As we see what Pepper faces out in the market, we can come up with new solutions for how Pepper can deal with such things. It’s great to see the customers’ enthusiasm in real life, and on our end, the job is about adapting the robot to stand up to these high-energy interactions.
SBRA: Which robot do you like the best? Pepper or Nao?
Ritika: Pepper and Nao have very different personalities, but what they have in common is that they are both so engaging. I think they both have been really effective in putting SoftBank on the map.
Nao is very cool because he can move. For example, at Robocup, it was amazing to watch Nao play soccer with really good accuracy at tracking the ball and location awareness.
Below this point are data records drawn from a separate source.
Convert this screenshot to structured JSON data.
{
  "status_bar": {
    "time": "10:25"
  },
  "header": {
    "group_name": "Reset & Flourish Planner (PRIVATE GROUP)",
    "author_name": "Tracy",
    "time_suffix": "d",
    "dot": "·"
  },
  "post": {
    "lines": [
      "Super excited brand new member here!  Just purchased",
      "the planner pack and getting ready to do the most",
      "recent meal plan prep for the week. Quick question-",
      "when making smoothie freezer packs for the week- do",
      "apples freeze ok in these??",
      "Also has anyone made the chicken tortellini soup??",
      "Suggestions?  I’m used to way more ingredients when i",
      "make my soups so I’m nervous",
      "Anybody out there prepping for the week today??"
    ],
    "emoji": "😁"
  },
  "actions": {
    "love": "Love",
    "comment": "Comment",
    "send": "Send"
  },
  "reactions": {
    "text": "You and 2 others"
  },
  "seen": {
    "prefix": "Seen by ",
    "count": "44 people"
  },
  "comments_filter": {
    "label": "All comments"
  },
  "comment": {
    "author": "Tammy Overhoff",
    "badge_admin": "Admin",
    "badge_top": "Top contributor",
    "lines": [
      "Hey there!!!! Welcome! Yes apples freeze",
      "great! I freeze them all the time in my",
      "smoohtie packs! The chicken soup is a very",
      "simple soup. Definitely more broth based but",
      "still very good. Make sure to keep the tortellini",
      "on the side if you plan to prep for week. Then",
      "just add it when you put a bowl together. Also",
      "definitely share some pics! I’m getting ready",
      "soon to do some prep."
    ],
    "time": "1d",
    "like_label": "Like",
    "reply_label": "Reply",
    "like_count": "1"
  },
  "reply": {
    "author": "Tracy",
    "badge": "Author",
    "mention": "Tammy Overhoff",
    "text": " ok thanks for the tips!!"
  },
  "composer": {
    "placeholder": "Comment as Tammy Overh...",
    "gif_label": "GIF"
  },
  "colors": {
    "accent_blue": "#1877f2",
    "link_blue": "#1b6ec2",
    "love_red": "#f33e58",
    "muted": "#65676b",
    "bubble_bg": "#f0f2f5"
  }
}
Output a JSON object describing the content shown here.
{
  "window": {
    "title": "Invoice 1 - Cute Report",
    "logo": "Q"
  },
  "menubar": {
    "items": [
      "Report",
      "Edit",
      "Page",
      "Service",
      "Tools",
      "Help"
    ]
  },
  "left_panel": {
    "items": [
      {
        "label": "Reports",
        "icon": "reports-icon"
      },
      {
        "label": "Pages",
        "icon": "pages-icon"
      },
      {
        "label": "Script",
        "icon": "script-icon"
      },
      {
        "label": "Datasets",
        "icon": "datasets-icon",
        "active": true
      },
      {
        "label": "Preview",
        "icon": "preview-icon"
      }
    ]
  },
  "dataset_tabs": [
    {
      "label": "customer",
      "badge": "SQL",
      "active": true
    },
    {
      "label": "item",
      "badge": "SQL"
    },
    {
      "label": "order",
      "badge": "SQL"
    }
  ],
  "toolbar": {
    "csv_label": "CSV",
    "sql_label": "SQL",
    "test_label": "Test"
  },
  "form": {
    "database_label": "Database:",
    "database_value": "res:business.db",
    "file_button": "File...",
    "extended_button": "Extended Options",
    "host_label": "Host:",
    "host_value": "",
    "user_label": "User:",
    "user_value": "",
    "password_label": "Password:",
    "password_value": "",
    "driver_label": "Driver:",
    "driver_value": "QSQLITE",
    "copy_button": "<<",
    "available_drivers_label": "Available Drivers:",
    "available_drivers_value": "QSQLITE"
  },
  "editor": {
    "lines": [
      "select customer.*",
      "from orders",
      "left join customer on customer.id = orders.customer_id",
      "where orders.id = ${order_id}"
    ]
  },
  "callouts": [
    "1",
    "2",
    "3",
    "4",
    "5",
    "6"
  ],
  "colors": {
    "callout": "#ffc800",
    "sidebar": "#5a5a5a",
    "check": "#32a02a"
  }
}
Pepper on the other hand stands out because, while there are robots all around us, not many can actually talk to you and adapt the conversation to individual responses. Watching Pepper get smarter is amazing
SBRA: What do you think robots like Nao and Pepper do to better the world?
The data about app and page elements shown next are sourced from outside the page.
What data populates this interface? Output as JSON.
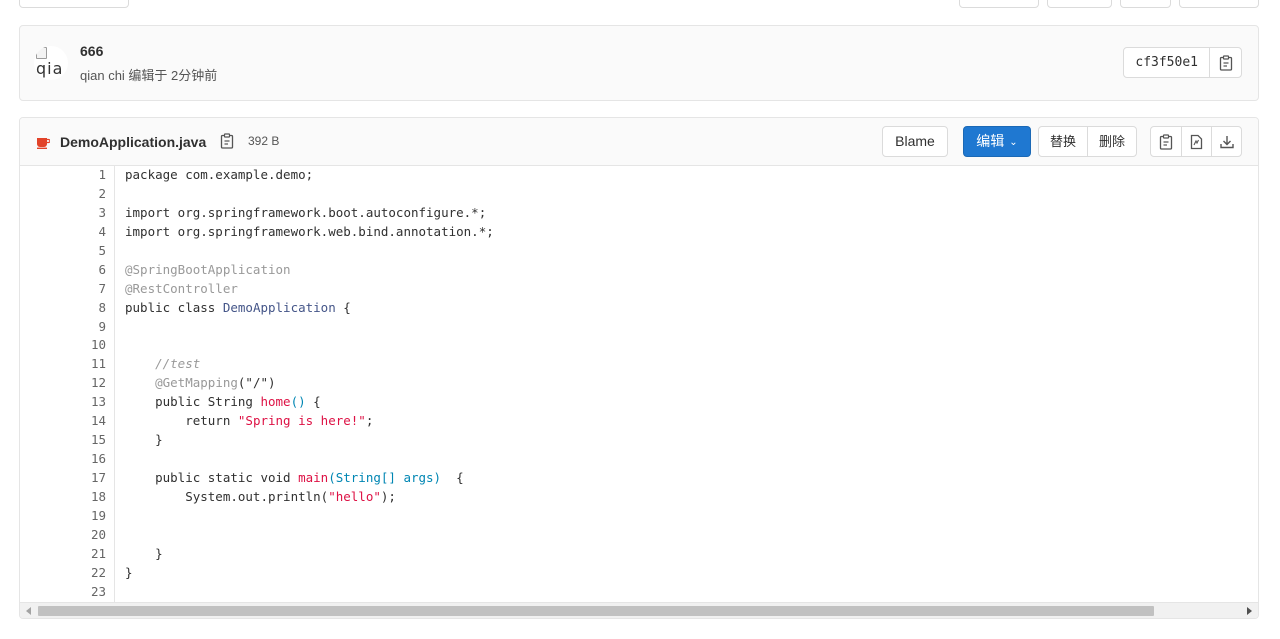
{
  "commit": {
    "title": "666",
    "author": "qian chi",
    "meta_text": "qian chi 编辑于 2分钟前",
    "avatar_alt": "qia",
    "sha": "cf3f50e1"
  },
  "file": {
    "name": "DemoApplication.java",
    "size": "392 B",
    "buttons": {
      "blame": "Blame",
      "edit": "编辑",
      "replace": "替换",
      "delete": "删除"
    },
    "icons": {
      "file": "java-file-icon",
      "copy_path": "copy-icon",
      "copy_contents": "copy-file-contents-icon",
      "raw": "open-raw-icon",
      "download": "download-icon"
    },
    "colors": {
      "edit_button": "#1f78d1",
      "file_icon": "#e24329"
    }
  },
  "code_lines": [
    [
      {
        "t": "package com.example.demo;"
      }
    ],
    [],
    [
      {
        "t": "import org.springframework.boot.autoconfigure.*;"
      }
    ],
    [
      {
        "t": "import org.springframework.web.bind.annotation.*;"
      }
    ],
    [],
    [
      {
        "t": "@SpringBootApplication",
        "c": "ann"
      }
    ],
    [
      {
        "t": "@RestController",
        "c": "ann"
      }
    ],
    [
      {
        "t": "public class "
      },
      {
        "t": "DemoApplication",
        "c": "cls"
      },
      {
        "t": " {"
      }
    ],
    [],
    [],
    [
      {
        "t": "    "
      },
      {
        "t": "//test",
        "c": "com"
      }
    ],
    [
      {
        "t": "    "
      },
      {
        "t": "@GetMapping",
        "c": "ann"
      },
      {
        "t": "(\"/\")"
      }
    ],
    [
      {
        "t": "    public String "
      },
      {
        "t": "home",
        "c": "fn"
      },
      {
        "t": "()",
        "c": "par"
      },
      {
        "t": " {"
      }
    ],
    [
      {
        "t": "        return "
      },
      {
        "t": "\"Spring is here!\"",
        "c": "str"
      },
      {
        "t": ";"
      }
    ],
    [
      {
        "t": "    }"
      }
    ],
    [],
    [
      {
        "t": "    public static void "
      },
      {
        "t": "main",
        "c": "fn"
      },
      {
        "t": "(String[] args)",
        "c": "par"
      },
      {
        "t": "  {"
      }
    ],
    [
      {
        "t": "        System.out.println("
      },
      {
        "t": "\"hello\"",
        "c": "str"
      },
      {
        "t": ");"
      }
    ],
    [],
    [],
    [
      {
        "t": "    }"
      }
    ],
    [
      {
        "t": "}"
      }
    ],
    []
  ]
}
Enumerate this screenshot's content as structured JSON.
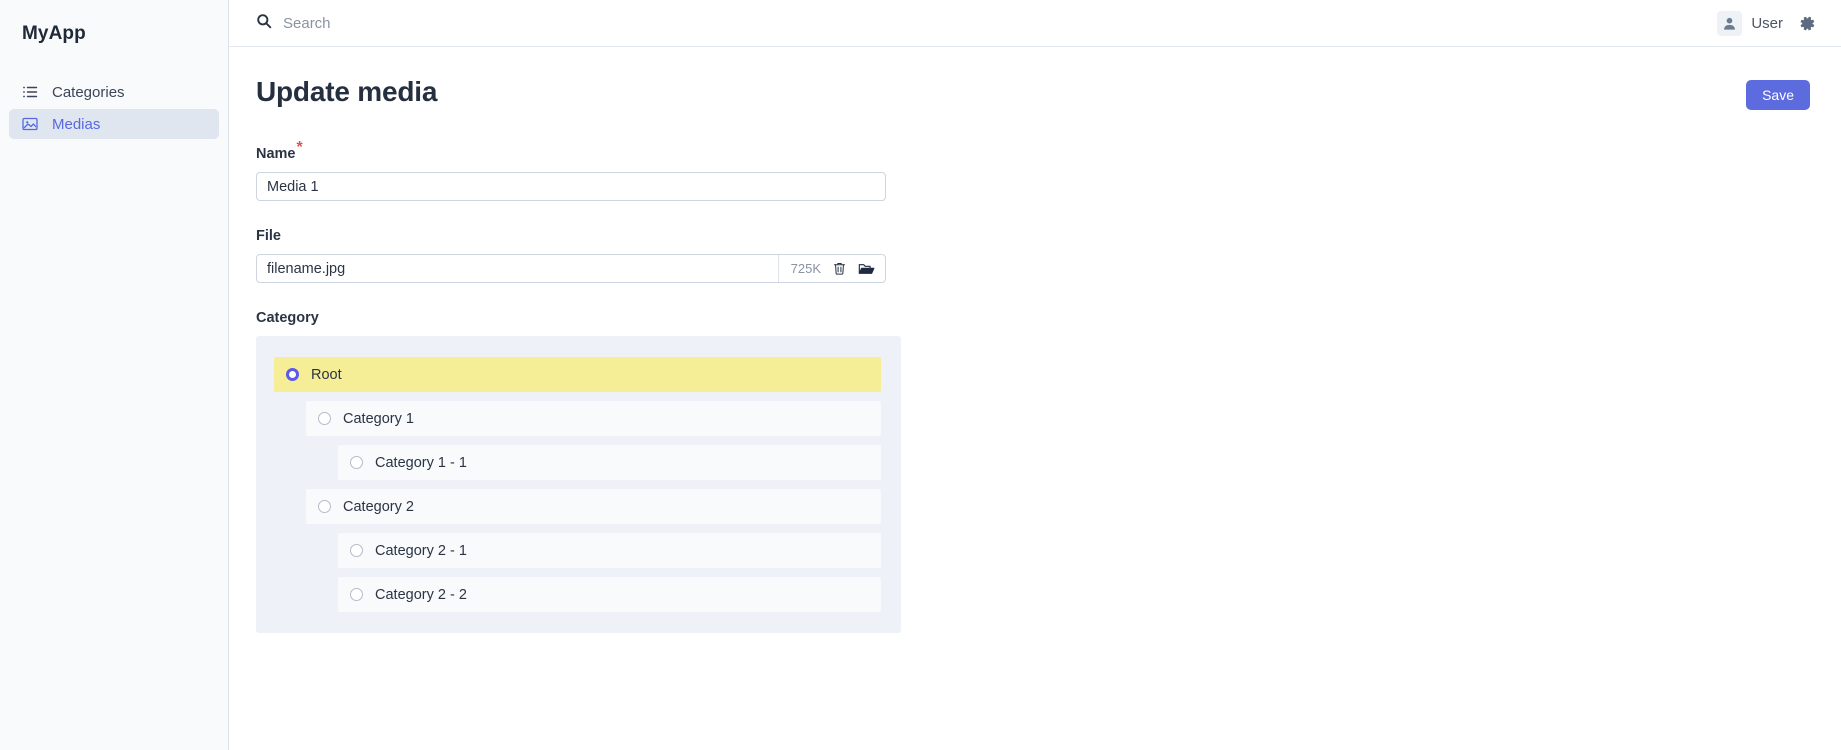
{
  "sidebar": {
    "brand": "MyApp",
    "items": [
      {
        "label": "Categories",
        "icon": "list-icon",
        "active": false
      },
      {
        "label": "Medias",
        "icon": "image-icon",
        "active": true
      }
    ]
  },
  "topbar": {
    "search_placeholder": "Search",
    "user_label": "User",
    "avatar_icon": "user-icon",
    "settings_icon": "gear-icon",
    "search_icon": "search-icon"
  },
  "page": {
    "title": "Update media",
    "save_label": "Save"
  },
  "form": {
    "name": {
      "label": "Name",
      "required_marker": "*",
      "value": "Media 1",
      "placeholder": "Name"
    },
    "file": {
      "label": "File",
      "filename": "filename.jpg",
      "size": "725K",
      "delete_icon": "trash-icon",
      "browse_icon": "folder-open-icon"
    },
    "category": {
      "label": "Category",
      "items": [
        {
          "label": "Root",
          "level": 0,
          "selected": true
        },
        {
          "label": "Category 1",
          "level": 1,
          "selected": false
        },
        {
          "label": "Category 1 - 1",
          "level": 2,
          "selected": false
        },
        {
          "label": "Category 2",
          "level": 1,
          "selected": false
        },
        {
          "label": "Category 2 - 1",
          "level": 2,
          "selected": false
        },
        {
          "label": "Category 2 - 2",
          "level": 2,
          "selected": false
        }
      ]
    }
  },
  "colors": {
    "accent": "#5c6bdd",
    "selected_row": "#f5ee97",
    "sidebar_bg": "#f8fafc",
    "tree_bg": "#eef2f8",
    "required": "#e05252"
  }
}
Ritika: I’m passionate about healthcare because my parents are doctors, so seeing how Pepper can help in the healthcare industry has been very rewarding. But I think there is an even broader opportunity for robots to change the way people in every field manage their work, and their lives.
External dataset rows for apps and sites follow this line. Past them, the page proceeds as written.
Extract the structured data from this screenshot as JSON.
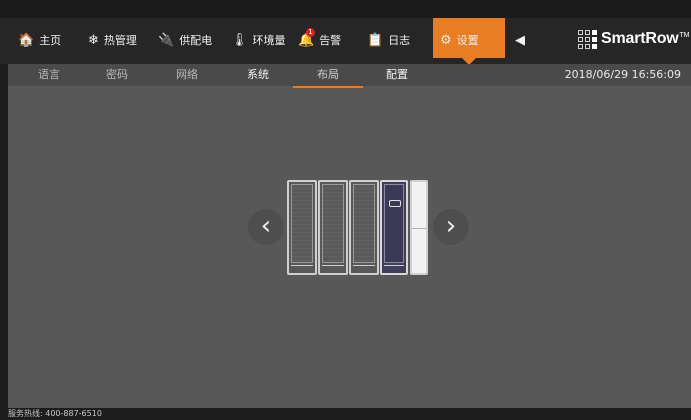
{
  "topnav": {
    "items": [
      {
        "label": "主页",
        "icon": "home-icon",
        "glyph": "🏠"
      },
      {
        "label": "热管理",
        "icon": "snowflake-icon",
        "glyph": "❄"
      },
      {
        "label": "供配电",
        "icon": "power-plug-icon",
        "glyph": "🔌"
      },
      {
        "label": "环境量",
        "icon": "thermometer-icon",
        "glyph": "🌡"
      },
      {
        "label": "告警",
        "icon": "alarm-icon",
        "glyph": "🔔"
      },
      {
        "label": "日志",
        "icon": "clipboard-icon",
        "glyph": "📋"
      },
      {
        "label": "设置",
        "icon": "gear-icon",
        "glyph": "⚙"
      },
      {
        "label": "",
        "icon": "speaker-icon",
        "glyph": "◀"
      }
    ],
    "alarm_badge": "1",
    "active_index": 6,
    "accent": "#e87d23"
  },
  "logo": {
    "text": "SmartRow",
    "tm": "TM"
  },
  "subnav": {
    "tabs": [
      "语言",
      "密码",
      "网络",
      "系统",
      "布局",
      "配置"
    ],
    "active_index": 4
  },
  "datetime": "2018/06/29 16:56:09",
  "layout_view": {
    "prev_glyph": "‹",
    "next_glyph": "›",
    "racks": [
      "rack",
      "rack",
      "rack",
      "rack-selected",
      "end-panel"
    ]
  },
  "footer": {
    "hotline": "服务热线:  400-887-6510"
  }
}
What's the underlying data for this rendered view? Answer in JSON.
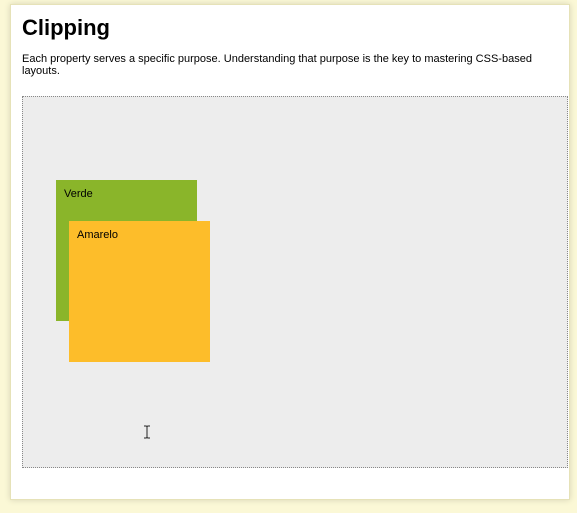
{
  "page": {
    "title": "Clipping",
    "description": "Each property serves a specific purpose. Understanding that purpose is the key to mastering CSS-based layouts."
  },
  "demo": {
    "boxes": [
      {
        "label": "Verde",
        "color": "#8ab52a"
      },
      {
        "label": "Amarelo",
        "color": "#fdbd2a"
      }
    ],
    "cursor": "text-cursor-icon"
  }
}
Before working at SoftBank, I would have imagined that you need some level of familiarity with robots to not be scared of them, but the reality is that robots fill people with a giant sense of wonder. I was surprised at first by how warmly non-technical people welcome Pepper, but it is always great to see.
Because our robots engage directly with people, they can be really effective in changing the misconceptions people have about robots, and I think that can be powerful in driving change. For example, when I meet people who know I work for SoftBank, the first question I get asked is often, “Will Pepper take over the world?” I always say, “She’ll take over your heart and open up a world of opportunities.“
SBRA: What makes you excited to work at SoftBank Robotics?
Ritika: I love the fact that there’s so much to learn and that the culture is so transparent. I love getting to be part of a global organization, while getting the culture of a small startup. We’ve done a good job of creating a culture where there is no segregation. We all love to talk tech, and we’re all very supportive of each other.
It’s great to be part of a global organization. It’s really cool to get to talk to the teams in Japan, Paris, and San Francisco. Each team is so excited to showcase the work they do and it is a privilege as an investigation engineer to talk to multiple teams and see all of the passion.
SBRA: What advice do you have for new grads looking to get into robotics?
Ritika: If you want to make an impact in this field, there is opportunity. You just need to jump in and get your hands dirty. There really is no other way. Just keep your eyes open, because it’s there, it’s all around us. It’s all over the place. You just have to be interested in it, and be curious. Once you’re curious, you’re in excellent shape to discover everything you want to know about it.